How do people inspire me?
In this unit students will explore the life and work of inspirational figures past and present from Malala to Mother Teresa. Students will finish the unit by exploring who actually inspires them and why.

Is there life after death?
Students will explore religious stories as evidence of life after death as well as investigating if the paranormal is real.

What type of homework will be set?
Students will be given a variety of different homework tasks from researching the answer to a question, to finding the solution to a problem. They may be given a bigger homework project over several weeks or asked to watch something in preparation for the next lesson. Sometimes students will be given consolidation of learning tasks at home e.g. spellings or learning the meaning of key vocabulary that will be needed in lessons.

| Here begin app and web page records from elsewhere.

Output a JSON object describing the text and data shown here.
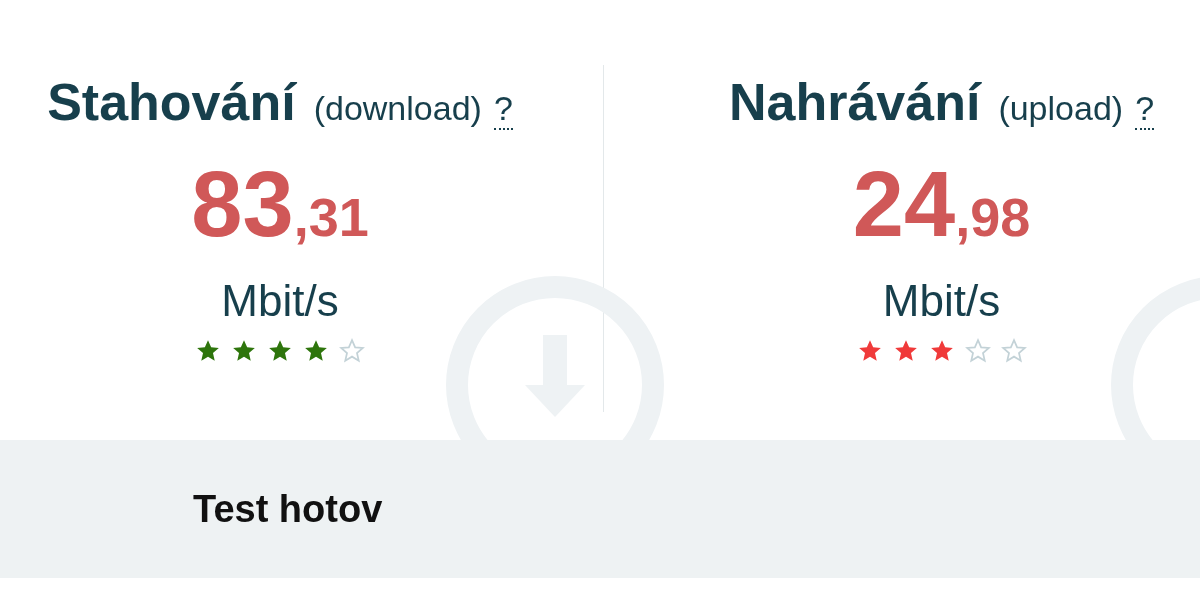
{
  "panels": [
    {
      "title": "Stahování",
      "subtitle": "(download)",
      "help": "?",
      "value_whole": "83",
      "value_decimal": ",31",
      "unit": "Mbit/s",
      "stars": 4,
      "color": "#2e750c"
    },
    {
      "title": "Nahrávání",
      "subtitle": "(upload)",
      "help": "?",
      "value_whole": "24",
      "value_decimal": ",98",
      "unit": "Mbit/s",
      "stars": 3,
      "color": "#f03a3a"
    }
  ],
  "status": {
    "text": "Test hotov"
  }
}
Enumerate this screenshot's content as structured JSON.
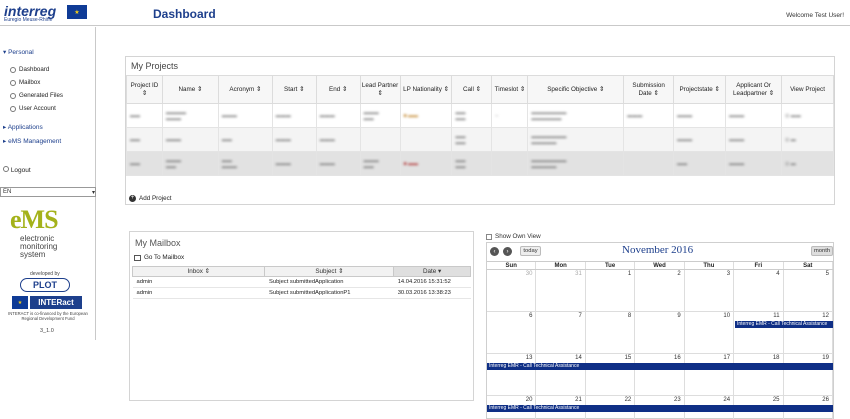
{
  "header": {
    "logo_text": "interreg",
    "logo_subtext": "Euregio Meuse-Rhine",
    "page_title": "Dashboard",
    "welcome": "Welcome Test User!"
  },
  "sidebar": {
    "sections": [
      {
        "label": "Personal"
      },
      {
        "label": "Applications"
      },
      {
        "label": "eMS Management"
      }
    ],
    "personal_items": [
      {
        "label": "Dashboard"
      },
      {
        "label": "Mailbox"
      },
      {
        "label": "Generated Files"
      },
      {
        "label": "User Account"
      }
    ],
    "logout": "Logout",
    "language": "EN",
    "ems_logo": "eMS",
    "ems_line1": "electronic",
    "ems_line2": "monitoring",
    "ems_line3": "system",
    "developed_by": "developed by",
    "plot": "PLOT",
    "interact": "INTERact",
    "interact_note": "INTERACT is co-financed by the European Regional Development Fund",
    "version": "3_1.0"
  },
  "projects": {
    "title": "My Projects",
    "columns": [
      "Project ID",
      "Name",
      "Acronym",
      "Start",
      "End",
      "Lead Partner",
      "LP Nationality",
      "Call",
      "Timeslot",
      "Specific Objective",
      "Submission Date",
      "Projectstate",
      "Applicant Or Leadpartner",
      "View Project"
    ],
    "add_label": "Add Project"
  },
  "mailbox": {
    "title": "My Mailbox",
    "goto": "Go To Mailbox",
    "columns": [
      "Inbox",
      "Subject",
      "Date"
    ],
    "rows": [
      {
        "inbox": "admin",
        "subject": "Subject submittedApplication",
        "date": "14.04.2016 15:31:52"
      },
      {
        "inbox": "admin",
        "subject": "Subject submittedApplicationP1",
        "date": "30.03.2016 13:38:23"
      }
    ]
  },
  "calendar": {
    "own_view": "Show Own View",
    "title": "November 2016",
    "today": "today",
    "month": "month",
    "days": [
      "Sun",
      "Mon",
      "Tue",
      "Wed",
      "Thu",
      "Fri",
      "Sat"
    ],
    "weeks": [
      [
        "30",
        "31",
        "1",
        "2",
        "3",
        "4",
        "5"
      ],
      [
        "6",
        "7",
        "8",
        "9",
        "10",
        "11",
        "12"
      ],
      [
        "13",
        "14",
        "15",
        "16",
        "17",
        "18",
        "19"
      ],
      [
        "20",
        "21",
        "22",
        "23",
        "24",
        "25",
        "26"
      ]
    ],
    "event_label": "Interreg EMR - Call Technical Assistance"
  }
}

How will my child be assessed in R.E.?
Students will complete a formal assessment at the end of each unit and sometimes a mid-unit assessment.

How can I support my child’s learning at home?
Check your child’s planner for homework that has been set. Ask them what they have been studying in RE and how it links to their life. Encourage your child to read and research further the topics that they have been studying in class. Practise spellings and definition of religious terminology at home. You could look for examples of RE in the media or watch the news together. Also you could visit places of worship in your community.

 

Key Stage 4

What will my child learn in R.E.?
Students will be taught some elements of RE through the Core Citizenship lesson in Years 9, 10 and 11. For more information consult the PSHCE/ Citizenship curriculum guide.

Students who have chosen to study RE at GCSE will follow the AQA Religious Studies specification A- 8062.

Students will study the beliefs, teachings and practices of Christianity and Islam.  Their basis in Christian and Muslim sources of wisdom and authority. Students will explore the influence of the beliefs, teachings and practices studied on individuals, communities and societies. Common and divergent views within Christianity and Islam in the way beliefs and teachings are understood and expressed.

Students will then apply their knowledge and understanding of different religious and contemporary views to four of the following themes.

  • Theme A: Relationships and families.
  • Theme B: Religion and life.
  • Theme C: The existence of God and revelation.
  • Theme D: Religion, peace and conflict.
  • Theme E: Religion, crime and punishment.
  • Theme F: Religion, human rights and social justice

What type of homework will be set?
Students will be set past exam questions and past papers as homework. To support this students will be given a comprehensive revision list and asked to produce revision notes/ cards/ diagrams to consolidate their learning. Some week’s students may be asked to research new facts or watch a documentary that links to class learning.

How will my child be assessed in R.E.?
Students will be assessed most weeks with exam questions in class. After each topic they will sit an assessment. When students complete past exam questions for homework they will be assessed on this.

Students will sit mock examinations during key points of the year.

GCSE RE students will take their formal assessment in Year 11. They will sit two exams. Each exam is one hour and 45 minutes and worth 50% of their overall grade.

How can I support my child’s learning at home?
By ensuring your child completes the homework set. Discussing the topics that they are currently studying and what they have learnt. Testing your child using the revision guide they have been given, or encouraging them to use the workbook provided.

If they have finished all homework encourage them to create a revision resource.

What can my child move onto with R.E.?
Studying RE opens up a lots of career prospects. Potential careers include, Law, police, armed forces, journalism, teaching, social work etc. Due to the nature of the subject RE is useful in most careers, the skills that students develop through studying GCSE RE will help them in a variety of professions from becoming a Barrister to an MP.

Even if your child doesn’t want to pursue RE at A level or to degree level the skills and knowledge they develop will help them in other subjects such as History, Geography, Sociology, Psychology and English etc.